IDUKKI: As darkness starts to fade in the early morning over the lush green tea gardens in Idukki, one notices men and women sauntering through the bushes. These people are not out for a scenic tour of the picturesque surroundings but are scouting for a suitable spot to defecate.
Roslin, 27, who is six months pregnant, is one among the 1,500 labourers working at a local tea estate at Peermade in Idukki, who prefer open defecation in the tea gardens. Her single-room brick house, plastered with mud and cow dung, does not have a toilet or bathroom and so she is forced to defecate in the outside.
This is the accepted practice in many other tea gardens in Idukki. Roslin said defecation is already a strenuous procedure for her during this time. “Doing it in the open adds to my problem. I am always afraid of causing any health issues to my child due to poor sanitation, but I have no other option,” she said. The district is known around the world for its tea and it has 38-odd estates (it used to be more than 100 earlier, but was reduced to the present number when the majority got amalgamated) and 4,901 smaller tea gardens. Idukki contributes 72.40 per cent of the state’s annual tea production of about 56.63 million kg.
Yet, these areas are also home to poor nutrition and abysmal health conditions, especially among workers. Of the 21,246 labourers working at various tea estates across the district, 5,432 are employed in the Peermade Block having 23 estates with more than fifty per cent of the work force being women. Most plantations here have no toilets, no drinking water and no running water. Workers are forced to defecate in the tea bushes and have no way to wash before they go back to picking.
About 11 km from Peermade, the workers of one tea company and another well-known tea estate have similar grievances. Pushpam, 58, a permanent worker at the well-known estate in Vandiperiyar, said without a toilet and water facility, the women here are forced to defecate amid the tea bushes.
“Except our complaints piling up at the estate office, nothing has happened. There have been cases when a woman who went to defecate outside at night was bitten by a snake. Besides, the chances of being attacked by wild animals, including elephants, too are higher. We live here by mortgaging our life to the almighty,” she said.
Kokila Murukan, a worker at the Ladram division of Bethel Tea Estate, said, “If it is monsoon, we will have water from the streams running through the plantation to wash our hands after relieving ourselves. But in summer the streams run dry, hence we will have to go back to picking without washing our hands. No authority has arrived here to solve our pathetic situation,” she said.
According to Martin Jayaraj, inspector of plantations at Labour Office, Udumbanchola block, the Plantations Labour Act of 1951 mandates certain basic provisions be offered to workers, including drinking water, separate toilets for men and women, housing and medical services.“But the law does little to guarantee even these basic rights for most of the tea pickers.
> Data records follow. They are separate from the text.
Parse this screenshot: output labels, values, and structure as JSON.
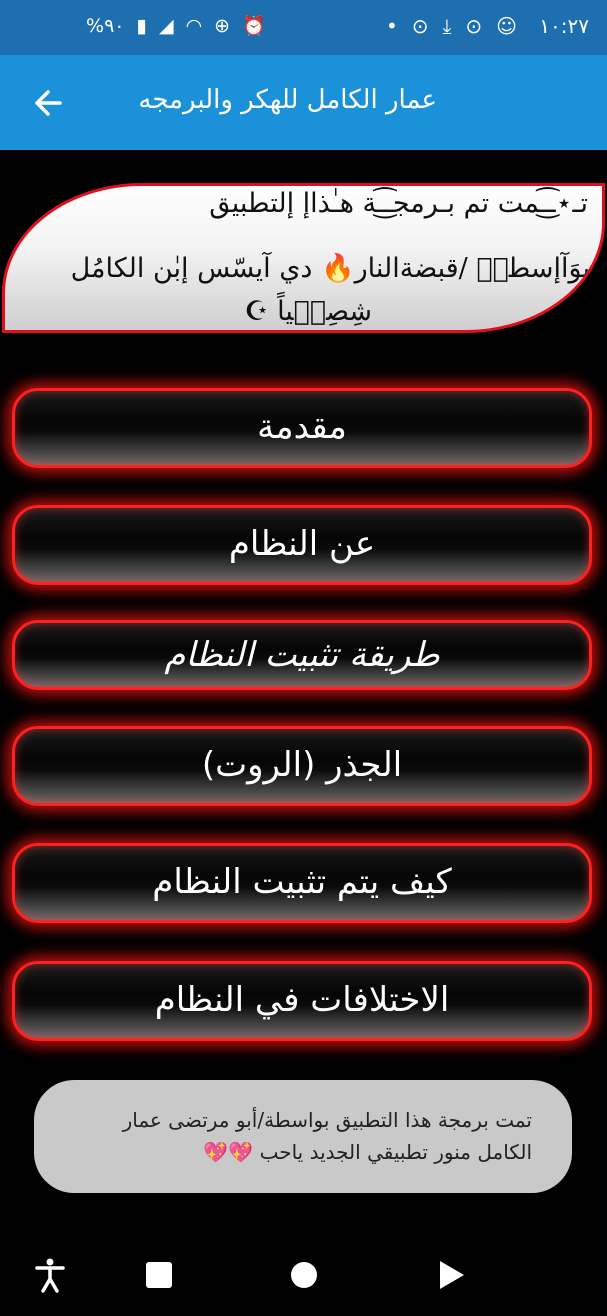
{
  "status_bar": {
    "time": "١٠:٢٧",
    "battery": "%٩٠"
  },
  "app_bar": {
    "title": "عمار الكامل للهكر والبرمجه"
  },
  "banner": {
    "line1": "تـ⋆ـ͜͡ـمت تم بـرمجـ͜͡ـة هـٰذاإ إلتطبيق",
    "line2": "بوَآإسطهۨ /قبضةالنار🔥 دي آيسّس إبٰن الكامُل",
    "line3": "شِصِخۨياً ☪︎"
  },
  "menu": [
    {
      "label": "مقدمة"
    },
    {
      "label": "عن النظام"
    },
    {
      "label": "طريقة تثبيت النظام"
    },
    {
      "label": "الجذر (الروت)"
    },
    {
      "label": "كيف يتم تثبيت النظام"
    },
    {
      "label": "الاختلافات في النظام"
    }
  ],
  "toast": {
    "line1": "تمت برمجة هذا التطبيق بواسطة/أبو مرتضى عمار",
    "line2": "الكامل منور تطبيقي الجديد ياحب 💖💖"
  },
  "colors": {
    "status_bar": "#1e6fb0",
    "app_bar": "#1a91d9",
    "button_glow": "#ff2020",
    "toast_bg": "#c9c9c9"
  }
}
Several times I have filed prosecution at the court regarding the plantation workers’ issue, but the companies are not at all bothered about it. They go on with paying the fine proposed by the court,” he said.
Without action from plantation owners and the government, rights activists and tea workers worry nothing will improve. The government declared Kerala as open defecation free (ODF) as part of the Swachh Bharat Mission in 2016, but in the case of people living in the plantation sector in Idukki district, this claim may only be partially true as a majority of the residents here still opt for open defecation. And this is a crisis existing in both running and closed plantations.
According to Saju Sebastian, District Coordinator, Suchitwa Mission, efforts have been made to construct public toilets at various locations across Peermade Taluk in connection with the ODF project of the Central Government. But constructing individual toilets for each house is not a possible thing as the responsibility rests with the tea companies.“It is the company management that should take necessary action,” he said.
District Collector G R Gokul said sanitation problem is not widely prevalent in Devikulam tea estate areas as he has taken all necessary measures to provide all supporting facilities to the tea workers.“It might have been prevalent in other blocks. The administration will take necessary steps to overcome the issue. The plantation owners are obliged by law to provide and maintain adequate houses and toilets for workers. If they do not provide it, we will deal with it legally to find a solution,” he said.
However, some officers concerned say the tea company is doing all it can to solve the issue. One officer said every year the estate builds a few new toilets and repairs old ones in workers’ homes. “But workers are habituated to defecating in the open. They don’t use them.” When asked about the lack of toilets for workers out in the fields, they justified it saying “Putting toilets in the field is impossible. If we start doing that we will have to build 100-200 toilets. We are helpless.”